“I do some traditional style and try to keep the traditional feel to it,” they said. “Like with any art, you develop your own style after a while.”
That’s reflected on the Sparrow Papercraft website, where colorful roosters and intricate flowers share space with alligators, pelicans and Mardi Gras costumes.
“I want people to still recognize it,” they said. “My first Mardi Gras piece, it looks so Cajun and so Polish at the same time.”
The making of an art business
They do commission work as well as their own pieces, which can be found in the online shop. There are original works made of paper as well as prints of those designs converted into stickers, greeting cards and T-shirts. Sparrow Papercraft items also can be found at some markets.
Stickers tend to be their best sellers, and it makes Wróbel happy to see the Mardi Gras sticker on cars around town.
Mardi Gras holds a special place in their heart, which translates into new pieces for the holiday each year. Wróbel does an annual limited edition Mardi Gras print and has designed the patch for a Mardi Gras run they attend each year near Eunice.
The amount of time papercutting takes depends on the project. Size and layering make a difference. With so many tiny details and thin paper, Wróbel uses a high-quality, extra-strength glue stick.

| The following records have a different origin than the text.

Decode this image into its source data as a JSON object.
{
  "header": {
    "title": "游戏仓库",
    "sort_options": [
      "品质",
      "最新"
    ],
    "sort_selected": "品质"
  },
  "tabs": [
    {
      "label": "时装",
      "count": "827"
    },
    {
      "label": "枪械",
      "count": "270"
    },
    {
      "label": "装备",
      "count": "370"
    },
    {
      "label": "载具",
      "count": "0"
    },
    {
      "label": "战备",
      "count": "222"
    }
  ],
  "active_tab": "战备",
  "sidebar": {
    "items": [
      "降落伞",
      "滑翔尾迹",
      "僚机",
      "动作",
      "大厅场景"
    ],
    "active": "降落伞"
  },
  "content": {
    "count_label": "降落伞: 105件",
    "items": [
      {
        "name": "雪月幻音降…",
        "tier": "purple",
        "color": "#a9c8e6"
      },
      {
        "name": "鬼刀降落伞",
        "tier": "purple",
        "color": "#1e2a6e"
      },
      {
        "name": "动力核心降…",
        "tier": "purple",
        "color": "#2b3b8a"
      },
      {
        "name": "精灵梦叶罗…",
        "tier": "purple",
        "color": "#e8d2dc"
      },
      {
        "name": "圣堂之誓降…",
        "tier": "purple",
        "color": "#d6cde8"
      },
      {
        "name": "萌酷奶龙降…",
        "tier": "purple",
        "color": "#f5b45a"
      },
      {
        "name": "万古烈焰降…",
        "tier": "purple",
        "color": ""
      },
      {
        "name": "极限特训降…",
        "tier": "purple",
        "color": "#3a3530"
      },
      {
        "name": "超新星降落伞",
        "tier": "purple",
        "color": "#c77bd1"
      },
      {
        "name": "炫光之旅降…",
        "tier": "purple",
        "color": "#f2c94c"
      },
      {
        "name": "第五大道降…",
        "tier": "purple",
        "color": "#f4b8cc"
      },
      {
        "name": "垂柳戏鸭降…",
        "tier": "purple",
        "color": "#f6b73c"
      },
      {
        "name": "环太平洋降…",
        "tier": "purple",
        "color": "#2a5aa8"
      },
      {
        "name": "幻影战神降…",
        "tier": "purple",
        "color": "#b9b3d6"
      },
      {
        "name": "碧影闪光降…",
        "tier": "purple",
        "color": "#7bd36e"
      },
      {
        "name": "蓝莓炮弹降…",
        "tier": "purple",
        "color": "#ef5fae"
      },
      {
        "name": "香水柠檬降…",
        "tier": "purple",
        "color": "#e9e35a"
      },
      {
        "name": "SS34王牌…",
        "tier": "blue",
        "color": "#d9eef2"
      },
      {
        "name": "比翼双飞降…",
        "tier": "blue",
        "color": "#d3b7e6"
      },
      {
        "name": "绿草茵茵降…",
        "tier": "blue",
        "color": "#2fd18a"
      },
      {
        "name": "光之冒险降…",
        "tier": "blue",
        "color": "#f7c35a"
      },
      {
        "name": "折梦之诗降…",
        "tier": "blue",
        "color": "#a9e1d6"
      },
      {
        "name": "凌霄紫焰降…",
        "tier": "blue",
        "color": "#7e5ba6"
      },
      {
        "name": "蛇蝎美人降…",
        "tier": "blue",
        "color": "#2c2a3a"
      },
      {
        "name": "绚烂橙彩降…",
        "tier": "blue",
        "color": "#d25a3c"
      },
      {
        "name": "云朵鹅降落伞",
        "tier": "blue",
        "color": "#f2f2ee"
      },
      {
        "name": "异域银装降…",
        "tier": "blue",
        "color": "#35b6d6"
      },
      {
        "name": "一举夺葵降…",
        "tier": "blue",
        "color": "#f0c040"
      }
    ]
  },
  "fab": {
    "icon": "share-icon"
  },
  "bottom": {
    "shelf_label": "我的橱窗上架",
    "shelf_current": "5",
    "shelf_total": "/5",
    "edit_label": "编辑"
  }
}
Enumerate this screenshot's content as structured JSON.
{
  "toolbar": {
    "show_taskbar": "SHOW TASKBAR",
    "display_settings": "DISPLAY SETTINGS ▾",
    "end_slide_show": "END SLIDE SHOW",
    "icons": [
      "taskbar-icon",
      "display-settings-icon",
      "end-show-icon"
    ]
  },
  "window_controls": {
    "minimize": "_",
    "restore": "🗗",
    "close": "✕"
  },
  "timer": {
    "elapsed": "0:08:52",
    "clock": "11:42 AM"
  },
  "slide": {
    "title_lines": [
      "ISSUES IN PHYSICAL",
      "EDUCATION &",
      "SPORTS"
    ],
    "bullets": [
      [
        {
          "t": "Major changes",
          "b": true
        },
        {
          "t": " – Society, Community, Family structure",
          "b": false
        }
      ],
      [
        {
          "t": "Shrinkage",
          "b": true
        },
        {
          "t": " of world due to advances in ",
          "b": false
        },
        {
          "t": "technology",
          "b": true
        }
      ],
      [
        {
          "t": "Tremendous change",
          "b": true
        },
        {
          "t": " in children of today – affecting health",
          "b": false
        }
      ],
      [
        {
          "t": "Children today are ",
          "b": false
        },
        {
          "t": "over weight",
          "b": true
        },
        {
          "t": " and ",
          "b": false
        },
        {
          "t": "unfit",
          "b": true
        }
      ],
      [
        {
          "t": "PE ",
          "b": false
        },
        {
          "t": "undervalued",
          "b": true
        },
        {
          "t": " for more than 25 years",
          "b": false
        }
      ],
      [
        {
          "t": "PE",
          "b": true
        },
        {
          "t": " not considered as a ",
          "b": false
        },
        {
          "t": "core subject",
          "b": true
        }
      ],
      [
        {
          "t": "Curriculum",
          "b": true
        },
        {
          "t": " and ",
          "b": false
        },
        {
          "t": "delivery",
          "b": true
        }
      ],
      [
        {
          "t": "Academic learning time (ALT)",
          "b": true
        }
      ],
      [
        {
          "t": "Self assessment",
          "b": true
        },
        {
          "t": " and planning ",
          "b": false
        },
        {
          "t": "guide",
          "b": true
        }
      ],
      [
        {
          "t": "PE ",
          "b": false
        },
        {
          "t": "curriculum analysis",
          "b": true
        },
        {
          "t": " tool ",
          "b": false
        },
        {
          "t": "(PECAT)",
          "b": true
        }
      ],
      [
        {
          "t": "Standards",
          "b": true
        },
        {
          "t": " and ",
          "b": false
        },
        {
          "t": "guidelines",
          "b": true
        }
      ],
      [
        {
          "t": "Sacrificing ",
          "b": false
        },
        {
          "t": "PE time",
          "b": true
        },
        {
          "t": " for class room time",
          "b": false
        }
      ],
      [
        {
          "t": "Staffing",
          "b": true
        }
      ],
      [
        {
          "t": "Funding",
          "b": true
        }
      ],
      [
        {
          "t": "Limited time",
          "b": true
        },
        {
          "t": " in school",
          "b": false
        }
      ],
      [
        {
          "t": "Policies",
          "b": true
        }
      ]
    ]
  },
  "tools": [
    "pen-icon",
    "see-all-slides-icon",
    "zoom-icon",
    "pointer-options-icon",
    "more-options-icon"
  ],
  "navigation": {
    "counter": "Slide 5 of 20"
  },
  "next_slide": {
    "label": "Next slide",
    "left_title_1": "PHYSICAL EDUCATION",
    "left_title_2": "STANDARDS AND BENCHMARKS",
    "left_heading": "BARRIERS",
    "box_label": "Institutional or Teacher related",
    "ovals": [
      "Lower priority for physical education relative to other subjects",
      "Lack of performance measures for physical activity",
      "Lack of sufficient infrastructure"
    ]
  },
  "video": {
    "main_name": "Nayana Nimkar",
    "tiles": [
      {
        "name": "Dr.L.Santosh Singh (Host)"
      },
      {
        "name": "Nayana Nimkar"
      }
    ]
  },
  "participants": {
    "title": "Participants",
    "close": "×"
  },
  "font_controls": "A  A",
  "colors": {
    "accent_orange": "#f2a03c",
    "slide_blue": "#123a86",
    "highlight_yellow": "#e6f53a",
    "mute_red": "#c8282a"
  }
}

“It’s like gluing a piece of lace down,” they said.
They work with paper of all colors rather than dying it themselves. It gives the work an added challenge they enjoy.
“That’s one thing that’s so great about this work,” they said. “I can be having a bad day and then I just go to my desk and it’s covered in colorful paper. It’s hard to be in a bad mood around so much color.”
When Wróbel was first taught wycinanki, it was a dying folk art. It has had a bit of a resurgence, but much of the work being done today is digital rather than paper, the artist said.
That reminds Wróbel how precious and fleeting this work can be.
Wróbel calls Sikorsky, now in her 80s and still in Chicago, to check in every week.
“She gave me this gift; I want to honor that,” they said. “I guess she saw something in me.”
Contact children’s issues reporter Leigh Guidry at [email protected] or on Twitter @LeighGGuidry.
This article originally appeared on Lafayette Daily Advertiser: Papercutter blends Polish folk art with Cajun culture: Acadiana Makers